In this webinar, we will discuss how cause-of-death data from the Office for National Statistics can help us to understand how inequalities arise at the all-cause level. The key to understanding mortality inequality is to think about the chain that connects risk factors, relative risks, and cause-of-death mortality through to all-cause mortality. Mortality inequalities arise when the prevalence of specific risk factors varies significantly between geographical and socio-economic groups and where these risk factors have high relative risk associated with specific causes of death.
Risk factors that can be considered to be controllable by the individual (e.g. smoking) rather than preventable (e.g. Human Papilloma Virus) or not preventable (e.g. genetic variations) are much more likely to be associated with mortality inequality.
We will discuss how cause-of-death mortality varies by region and deprivation group and also by Clinical Commissioning Group (CCG) across England. And, with reference to specific causes, we will gain insights into how specific risk factors vary between groups and through time alongside other factors such as medical advances.
We will conclude with some discussion of the potentially disruptive effect of Covid-19 on cause-of-death data.
Speaker: Professor Andrew Cairns, Heriot-Watt University
Andrew Cairns is Professor of Financial Mathematics at Heriot-Watt University. His research broadly concerns quantitative risk management of pension plans and life insurers including model and parameter risk. He has published extensively on asset strategies for pension plans, interest rate modelling and modelling and management of longevity risk, and many of his papers rank amongst the most highly cited in actuarial science. He is an active member of the International Actuarial Association having served as editor of ASTIN Bulletin and as a member of the boards of the ASTIN and AFIR-ERM sections of the IAA.

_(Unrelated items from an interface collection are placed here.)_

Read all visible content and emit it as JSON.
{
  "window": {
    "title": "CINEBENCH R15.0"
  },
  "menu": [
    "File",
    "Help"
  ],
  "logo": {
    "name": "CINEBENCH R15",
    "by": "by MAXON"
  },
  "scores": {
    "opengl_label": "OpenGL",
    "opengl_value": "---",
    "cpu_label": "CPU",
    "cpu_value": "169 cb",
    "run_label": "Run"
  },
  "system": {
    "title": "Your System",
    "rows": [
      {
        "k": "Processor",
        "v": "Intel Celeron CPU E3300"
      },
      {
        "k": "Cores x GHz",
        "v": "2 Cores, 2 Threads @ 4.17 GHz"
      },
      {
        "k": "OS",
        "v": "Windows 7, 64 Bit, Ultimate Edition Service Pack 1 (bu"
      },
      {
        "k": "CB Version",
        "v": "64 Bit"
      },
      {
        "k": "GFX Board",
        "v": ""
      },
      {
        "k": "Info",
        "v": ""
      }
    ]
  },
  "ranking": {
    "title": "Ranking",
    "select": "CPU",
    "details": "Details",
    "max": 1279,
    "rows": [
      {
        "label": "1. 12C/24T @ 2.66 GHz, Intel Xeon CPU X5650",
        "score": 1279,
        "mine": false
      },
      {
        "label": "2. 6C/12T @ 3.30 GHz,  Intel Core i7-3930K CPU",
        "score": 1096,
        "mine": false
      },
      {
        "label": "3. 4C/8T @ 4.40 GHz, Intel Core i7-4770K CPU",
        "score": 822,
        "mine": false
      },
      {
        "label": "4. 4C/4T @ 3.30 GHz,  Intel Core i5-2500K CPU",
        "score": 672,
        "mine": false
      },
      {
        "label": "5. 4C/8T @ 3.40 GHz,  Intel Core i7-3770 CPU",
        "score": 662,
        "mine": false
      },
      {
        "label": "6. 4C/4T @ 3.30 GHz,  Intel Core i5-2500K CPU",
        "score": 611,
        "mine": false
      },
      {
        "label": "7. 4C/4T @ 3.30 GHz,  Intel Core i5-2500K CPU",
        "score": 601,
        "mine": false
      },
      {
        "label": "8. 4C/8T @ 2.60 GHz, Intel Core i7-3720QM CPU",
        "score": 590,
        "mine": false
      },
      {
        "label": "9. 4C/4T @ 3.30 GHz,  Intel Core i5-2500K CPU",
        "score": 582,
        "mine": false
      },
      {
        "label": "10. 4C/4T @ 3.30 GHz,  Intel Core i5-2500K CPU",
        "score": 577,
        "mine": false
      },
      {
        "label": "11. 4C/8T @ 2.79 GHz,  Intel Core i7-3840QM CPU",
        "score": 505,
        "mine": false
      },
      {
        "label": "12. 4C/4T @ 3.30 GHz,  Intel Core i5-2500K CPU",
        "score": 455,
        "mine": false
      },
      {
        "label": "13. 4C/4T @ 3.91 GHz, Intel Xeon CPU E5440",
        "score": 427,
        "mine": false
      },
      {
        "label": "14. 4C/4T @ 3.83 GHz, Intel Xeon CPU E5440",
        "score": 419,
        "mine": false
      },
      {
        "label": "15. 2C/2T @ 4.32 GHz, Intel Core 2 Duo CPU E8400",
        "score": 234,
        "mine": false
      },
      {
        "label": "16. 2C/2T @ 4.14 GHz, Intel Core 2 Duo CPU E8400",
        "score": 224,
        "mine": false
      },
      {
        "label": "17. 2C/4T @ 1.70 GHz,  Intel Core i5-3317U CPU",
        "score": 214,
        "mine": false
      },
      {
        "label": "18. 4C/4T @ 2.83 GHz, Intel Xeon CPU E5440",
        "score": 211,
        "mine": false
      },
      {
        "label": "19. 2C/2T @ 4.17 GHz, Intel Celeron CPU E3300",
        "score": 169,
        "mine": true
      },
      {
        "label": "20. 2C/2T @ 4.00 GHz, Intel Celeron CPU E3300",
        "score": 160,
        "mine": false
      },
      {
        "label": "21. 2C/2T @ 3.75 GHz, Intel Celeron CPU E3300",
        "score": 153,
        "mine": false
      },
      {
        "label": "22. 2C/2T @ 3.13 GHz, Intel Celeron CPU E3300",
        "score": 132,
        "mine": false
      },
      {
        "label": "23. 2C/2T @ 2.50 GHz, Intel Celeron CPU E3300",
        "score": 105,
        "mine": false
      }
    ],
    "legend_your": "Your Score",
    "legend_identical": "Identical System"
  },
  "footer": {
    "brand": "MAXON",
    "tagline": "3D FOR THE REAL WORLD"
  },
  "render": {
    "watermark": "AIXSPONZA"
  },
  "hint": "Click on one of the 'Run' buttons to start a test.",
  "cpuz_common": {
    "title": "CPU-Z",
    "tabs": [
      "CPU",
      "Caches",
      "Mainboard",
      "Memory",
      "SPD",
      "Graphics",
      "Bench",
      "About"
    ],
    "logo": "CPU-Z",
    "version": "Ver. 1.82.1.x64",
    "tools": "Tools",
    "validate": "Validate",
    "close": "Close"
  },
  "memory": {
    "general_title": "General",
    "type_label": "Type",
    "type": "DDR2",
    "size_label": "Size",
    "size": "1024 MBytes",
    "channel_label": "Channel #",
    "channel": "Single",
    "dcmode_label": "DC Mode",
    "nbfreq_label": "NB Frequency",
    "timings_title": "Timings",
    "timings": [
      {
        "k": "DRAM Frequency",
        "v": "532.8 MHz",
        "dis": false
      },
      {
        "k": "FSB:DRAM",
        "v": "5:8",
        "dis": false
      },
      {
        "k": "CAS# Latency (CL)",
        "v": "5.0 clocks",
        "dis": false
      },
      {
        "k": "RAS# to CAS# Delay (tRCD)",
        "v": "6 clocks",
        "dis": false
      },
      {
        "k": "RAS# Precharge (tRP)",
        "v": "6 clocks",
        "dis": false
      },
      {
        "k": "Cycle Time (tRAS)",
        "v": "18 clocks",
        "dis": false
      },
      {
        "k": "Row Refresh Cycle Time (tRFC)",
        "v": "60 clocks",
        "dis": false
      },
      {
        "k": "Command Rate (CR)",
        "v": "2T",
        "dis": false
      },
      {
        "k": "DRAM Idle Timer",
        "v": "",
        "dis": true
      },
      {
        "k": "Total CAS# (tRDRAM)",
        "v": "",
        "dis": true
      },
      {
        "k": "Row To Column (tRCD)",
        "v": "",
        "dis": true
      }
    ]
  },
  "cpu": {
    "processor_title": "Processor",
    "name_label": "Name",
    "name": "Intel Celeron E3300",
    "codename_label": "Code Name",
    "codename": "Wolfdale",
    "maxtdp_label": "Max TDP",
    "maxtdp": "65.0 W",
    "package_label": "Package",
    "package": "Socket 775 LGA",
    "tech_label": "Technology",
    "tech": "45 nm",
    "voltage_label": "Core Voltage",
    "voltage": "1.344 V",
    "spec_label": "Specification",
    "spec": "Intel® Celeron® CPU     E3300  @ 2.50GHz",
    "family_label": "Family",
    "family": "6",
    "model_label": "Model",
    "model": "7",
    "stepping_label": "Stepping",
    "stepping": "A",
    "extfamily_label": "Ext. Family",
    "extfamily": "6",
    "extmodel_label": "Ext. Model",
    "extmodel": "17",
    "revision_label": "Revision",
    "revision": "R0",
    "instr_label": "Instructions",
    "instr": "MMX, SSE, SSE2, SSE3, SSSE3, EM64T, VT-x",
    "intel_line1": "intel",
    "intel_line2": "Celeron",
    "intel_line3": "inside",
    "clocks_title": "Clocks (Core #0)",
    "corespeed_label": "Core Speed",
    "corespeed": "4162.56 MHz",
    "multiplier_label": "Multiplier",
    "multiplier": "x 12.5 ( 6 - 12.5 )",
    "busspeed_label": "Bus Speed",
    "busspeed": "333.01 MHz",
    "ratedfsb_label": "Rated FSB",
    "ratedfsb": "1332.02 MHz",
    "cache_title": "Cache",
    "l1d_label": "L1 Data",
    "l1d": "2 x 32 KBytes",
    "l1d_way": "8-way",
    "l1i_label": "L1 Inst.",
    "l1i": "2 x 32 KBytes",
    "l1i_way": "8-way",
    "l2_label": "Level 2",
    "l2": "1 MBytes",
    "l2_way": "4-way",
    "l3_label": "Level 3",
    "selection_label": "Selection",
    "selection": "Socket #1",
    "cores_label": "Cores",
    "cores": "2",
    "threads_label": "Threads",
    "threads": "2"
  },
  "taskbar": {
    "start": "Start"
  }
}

Chair: Joseph Lu, Director of Longevity Science at Legal & General
Joseph Lu leads a multidisciplinary team of experts to research and develop innovative ways to improve the understanding of mortality and longevity risks of international populations. He works for Legal & General, one of the UKs leading annuity providers. His work covers insurance products such as annuities, life protection, lifetime mortgage and pension de-risking solutions such as Pensions Buyouts and Buy-ins as well as Longevity risk solutions.
Joseph gained a bio-medical research background from University of Leicester’s College of Medicine, Biological Sciences and Psychology before becoming an actuary. He is active in research & development with the Actuarial Profession which includes being the co-author of 2 prize-winning papers ‘Longevity in the 21st Century’ and ‘Two Dimensional Mortality Data: Patterns and Projections’ presented to the Institute and Faculty of Actuaries.
He has been voted Life Actuary of the Year by the actuarial community through the Actuarial Post. He has been working with the Longevity Science Panel, bringing together experts from various disciplines to understand the implication of scientific development on longevity. He has been focusing on longevity and mortality risk issues since 2004.
Contact Events Team for more information.
0207 632 1498